**Your objective**
Each line of the data that mentions the string "packagepath" needs to be identified and copied.

Dataset items
####

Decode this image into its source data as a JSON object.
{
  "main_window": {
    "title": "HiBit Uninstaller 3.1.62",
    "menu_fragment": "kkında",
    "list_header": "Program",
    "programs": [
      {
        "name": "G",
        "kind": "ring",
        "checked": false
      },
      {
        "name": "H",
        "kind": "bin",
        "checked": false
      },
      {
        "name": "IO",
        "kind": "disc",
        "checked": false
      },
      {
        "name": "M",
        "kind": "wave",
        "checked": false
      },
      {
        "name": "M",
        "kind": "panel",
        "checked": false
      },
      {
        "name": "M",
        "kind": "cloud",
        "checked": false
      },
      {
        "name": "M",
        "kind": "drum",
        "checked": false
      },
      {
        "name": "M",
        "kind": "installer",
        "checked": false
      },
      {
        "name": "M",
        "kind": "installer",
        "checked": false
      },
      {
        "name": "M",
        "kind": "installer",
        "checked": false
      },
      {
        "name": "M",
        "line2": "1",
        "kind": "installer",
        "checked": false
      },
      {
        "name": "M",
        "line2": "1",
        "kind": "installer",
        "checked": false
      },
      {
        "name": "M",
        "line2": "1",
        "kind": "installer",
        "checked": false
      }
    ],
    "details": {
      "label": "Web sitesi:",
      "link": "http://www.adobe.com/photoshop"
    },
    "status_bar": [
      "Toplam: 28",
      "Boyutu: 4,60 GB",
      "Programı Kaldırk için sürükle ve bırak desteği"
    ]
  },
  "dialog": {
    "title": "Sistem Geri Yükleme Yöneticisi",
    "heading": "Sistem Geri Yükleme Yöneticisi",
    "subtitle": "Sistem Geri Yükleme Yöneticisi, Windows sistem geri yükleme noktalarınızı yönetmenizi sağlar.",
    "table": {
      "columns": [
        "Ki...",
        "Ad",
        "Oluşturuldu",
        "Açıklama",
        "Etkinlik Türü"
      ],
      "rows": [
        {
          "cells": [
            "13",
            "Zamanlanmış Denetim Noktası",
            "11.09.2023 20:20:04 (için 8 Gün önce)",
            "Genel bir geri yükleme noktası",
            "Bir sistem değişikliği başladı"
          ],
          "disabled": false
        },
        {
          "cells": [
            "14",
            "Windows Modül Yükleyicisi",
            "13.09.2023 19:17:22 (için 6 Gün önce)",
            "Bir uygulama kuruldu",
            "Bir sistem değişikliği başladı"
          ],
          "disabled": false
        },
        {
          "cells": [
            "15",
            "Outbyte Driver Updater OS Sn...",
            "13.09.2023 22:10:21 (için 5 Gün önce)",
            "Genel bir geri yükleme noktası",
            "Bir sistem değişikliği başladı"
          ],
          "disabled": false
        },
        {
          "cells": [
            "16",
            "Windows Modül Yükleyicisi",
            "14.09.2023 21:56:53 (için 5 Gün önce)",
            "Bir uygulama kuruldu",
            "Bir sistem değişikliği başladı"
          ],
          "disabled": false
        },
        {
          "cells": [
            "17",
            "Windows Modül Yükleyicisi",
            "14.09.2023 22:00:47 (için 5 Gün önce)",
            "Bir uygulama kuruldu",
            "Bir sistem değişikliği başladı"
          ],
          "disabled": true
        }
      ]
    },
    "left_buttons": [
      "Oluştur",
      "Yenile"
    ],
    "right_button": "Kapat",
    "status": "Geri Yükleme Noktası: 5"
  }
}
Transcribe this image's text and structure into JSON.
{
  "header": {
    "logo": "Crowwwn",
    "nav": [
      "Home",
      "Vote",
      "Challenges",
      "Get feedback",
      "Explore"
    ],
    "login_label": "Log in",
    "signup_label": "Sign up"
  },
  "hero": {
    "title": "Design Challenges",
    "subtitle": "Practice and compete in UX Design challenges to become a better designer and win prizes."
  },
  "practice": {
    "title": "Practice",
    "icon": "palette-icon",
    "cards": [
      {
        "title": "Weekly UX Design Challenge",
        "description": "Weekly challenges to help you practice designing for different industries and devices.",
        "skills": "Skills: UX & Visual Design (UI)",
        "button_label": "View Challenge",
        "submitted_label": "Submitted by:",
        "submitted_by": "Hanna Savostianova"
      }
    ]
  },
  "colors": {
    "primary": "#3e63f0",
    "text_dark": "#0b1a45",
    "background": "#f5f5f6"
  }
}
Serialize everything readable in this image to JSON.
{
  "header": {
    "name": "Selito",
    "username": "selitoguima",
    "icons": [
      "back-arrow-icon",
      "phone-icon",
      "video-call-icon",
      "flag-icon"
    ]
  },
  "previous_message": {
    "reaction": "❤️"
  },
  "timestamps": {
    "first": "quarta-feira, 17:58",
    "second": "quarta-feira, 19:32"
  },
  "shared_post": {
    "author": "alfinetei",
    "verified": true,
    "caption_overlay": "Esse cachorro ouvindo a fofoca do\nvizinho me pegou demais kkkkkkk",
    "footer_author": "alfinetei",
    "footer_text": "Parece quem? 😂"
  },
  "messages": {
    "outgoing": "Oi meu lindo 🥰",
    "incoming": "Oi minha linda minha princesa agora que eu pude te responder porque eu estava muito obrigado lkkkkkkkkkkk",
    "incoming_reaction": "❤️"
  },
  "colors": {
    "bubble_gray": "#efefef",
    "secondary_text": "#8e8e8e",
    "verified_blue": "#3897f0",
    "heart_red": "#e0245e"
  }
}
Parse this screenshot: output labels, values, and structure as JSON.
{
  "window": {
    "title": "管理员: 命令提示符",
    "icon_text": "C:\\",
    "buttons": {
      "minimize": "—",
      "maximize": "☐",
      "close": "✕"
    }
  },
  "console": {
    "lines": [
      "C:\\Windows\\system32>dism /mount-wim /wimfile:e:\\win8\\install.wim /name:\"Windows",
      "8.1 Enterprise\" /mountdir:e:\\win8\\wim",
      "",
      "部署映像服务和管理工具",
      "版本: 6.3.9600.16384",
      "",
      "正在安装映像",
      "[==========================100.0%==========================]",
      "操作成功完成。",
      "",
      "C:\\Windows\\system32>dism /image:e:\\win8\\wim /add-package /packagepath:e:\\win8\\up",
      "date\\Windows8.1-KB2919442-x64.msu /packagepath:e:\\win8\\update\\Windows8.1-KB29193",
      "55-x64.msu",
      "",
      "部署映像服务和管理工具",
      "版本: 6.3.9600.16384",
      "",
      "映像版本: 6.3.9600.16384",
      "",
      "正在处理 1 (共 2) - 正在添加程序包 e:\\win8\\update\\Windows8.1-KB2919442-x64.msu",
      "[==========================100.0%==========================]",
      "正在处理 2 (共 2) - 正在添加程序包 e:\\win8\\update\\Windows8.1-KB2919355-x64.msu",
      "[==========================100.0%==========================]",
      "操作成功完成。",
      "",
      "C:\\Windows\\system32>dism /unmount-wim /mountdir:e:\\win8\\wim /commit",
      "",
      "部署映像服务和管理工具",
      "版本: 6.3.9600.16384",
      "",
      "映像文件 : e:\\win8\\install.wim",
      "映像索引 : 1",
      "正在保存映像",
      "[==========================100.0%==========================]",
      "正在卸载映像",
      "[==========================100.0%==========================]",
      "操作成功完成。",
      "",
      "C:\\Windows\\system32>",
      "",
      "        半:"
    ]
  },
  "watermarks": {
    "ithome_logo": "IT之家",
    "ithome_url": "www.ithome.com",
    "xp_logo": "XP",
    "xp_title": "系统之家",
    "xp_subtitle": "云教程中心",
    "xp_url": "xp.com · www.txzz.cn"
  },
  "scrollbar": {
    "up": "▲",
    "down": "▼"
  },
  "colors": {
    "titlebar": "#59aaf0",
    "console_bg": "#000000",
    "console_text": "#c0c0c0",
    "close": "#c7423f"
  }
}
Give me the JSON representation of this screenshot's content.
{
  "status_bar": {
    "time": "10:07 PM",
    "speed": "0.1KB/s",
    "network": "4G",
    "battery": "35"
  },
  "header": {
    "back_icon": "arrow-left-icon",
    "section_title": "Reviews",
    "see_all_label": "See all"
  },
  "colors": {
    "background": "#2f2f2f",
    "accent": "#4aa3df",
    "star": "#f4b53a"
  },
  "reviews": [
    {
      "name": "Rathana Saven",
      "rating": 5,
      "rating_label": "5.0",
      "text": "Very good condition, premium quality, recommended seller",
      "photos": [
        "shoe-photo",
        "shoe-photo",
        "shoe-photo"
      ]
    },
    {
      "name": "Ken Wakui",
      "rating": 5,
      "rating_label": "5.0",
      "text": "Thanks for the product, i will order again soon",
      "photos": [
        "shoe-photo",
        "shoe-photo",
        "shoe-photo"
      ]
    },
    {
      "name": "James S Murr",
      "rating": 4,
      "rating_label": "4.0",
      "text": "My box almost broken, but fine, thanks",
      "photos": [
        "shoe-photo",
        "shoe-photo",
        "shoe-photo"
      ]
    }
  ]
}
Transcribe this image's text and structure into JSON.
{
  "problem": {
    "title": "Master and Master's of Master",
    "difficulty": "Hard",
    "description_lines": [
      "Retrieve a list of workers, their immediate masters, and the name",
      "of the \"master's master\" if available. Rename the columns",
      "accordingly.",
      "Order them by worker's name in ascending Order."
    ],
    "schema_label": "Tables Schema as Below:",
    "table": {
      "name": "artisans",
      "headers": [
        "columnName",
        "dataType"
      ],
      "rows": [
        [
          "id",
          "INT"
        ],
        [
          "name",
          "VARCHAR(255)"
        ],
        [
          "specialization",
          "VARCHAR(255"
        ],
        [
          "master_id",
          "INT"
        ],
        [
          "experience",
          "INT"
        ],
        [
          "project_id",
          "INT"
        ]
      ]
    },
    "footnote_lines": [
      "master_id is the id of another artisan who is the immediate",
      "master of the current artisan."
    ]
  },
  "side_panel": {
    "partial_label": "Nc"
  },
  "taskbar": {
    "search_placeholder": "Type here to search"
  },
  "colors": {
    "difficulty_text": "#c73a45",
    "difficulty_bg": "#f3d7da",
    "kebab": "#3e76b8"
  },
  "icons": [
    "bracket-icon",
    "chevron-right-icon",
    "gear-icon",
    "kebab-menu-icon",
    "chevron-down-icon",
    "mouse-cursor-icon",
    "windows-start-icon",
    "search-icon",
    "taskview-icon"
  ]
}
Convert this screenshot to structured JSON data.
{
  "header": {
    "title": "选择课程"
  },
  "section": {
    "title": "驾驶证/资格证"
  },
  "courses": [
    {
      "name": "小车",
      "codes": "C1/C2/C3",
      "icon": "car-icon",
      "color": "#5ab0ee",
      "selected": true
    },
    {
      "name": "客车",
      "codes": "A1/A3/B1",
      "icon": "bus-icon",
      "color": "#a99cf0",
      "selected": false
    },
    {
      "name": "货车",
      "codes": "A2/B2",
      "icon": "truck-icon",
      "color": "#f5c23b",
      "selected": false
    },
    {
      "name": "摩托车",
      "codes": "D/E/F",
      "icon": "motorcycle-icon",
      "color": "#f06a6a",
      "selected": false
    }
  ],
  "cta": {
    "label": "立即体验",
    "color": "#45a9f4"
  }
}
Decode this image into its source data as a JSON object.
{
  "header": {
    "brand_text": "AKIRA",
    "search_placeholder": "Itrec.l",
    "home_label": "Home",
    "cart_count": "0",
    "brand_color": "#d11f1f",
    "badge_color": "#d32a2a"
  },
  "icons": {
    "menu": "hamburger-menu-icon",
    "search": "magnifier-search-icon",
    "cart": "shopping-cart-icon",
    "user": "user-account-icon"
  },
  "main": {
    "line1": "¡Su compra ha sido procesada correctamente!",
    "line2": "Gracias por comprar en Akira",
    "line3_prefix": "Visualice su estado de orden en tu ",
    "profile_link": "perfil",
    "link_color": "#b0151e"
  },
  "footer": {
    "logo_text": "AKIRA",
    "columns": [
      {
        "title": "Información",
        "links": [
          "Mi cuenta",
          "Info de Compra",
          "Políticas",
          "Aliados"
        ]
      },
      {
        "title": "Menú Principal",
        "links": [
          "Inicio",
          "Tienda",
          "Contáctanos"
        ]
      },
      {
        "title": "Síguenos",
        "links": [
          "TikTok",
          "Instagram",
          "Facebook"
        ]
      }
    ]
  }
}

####

**Exercise output**
      "C:\\Windows\\system32>dism /image:e:\\win8\\wim /add-package /packagepath:e:\\win8\\up",
      "date\\Windows8.1-KB2919442-x64.msu /packagepath:e:\\win8\\update\\Windows8.1-KB29193",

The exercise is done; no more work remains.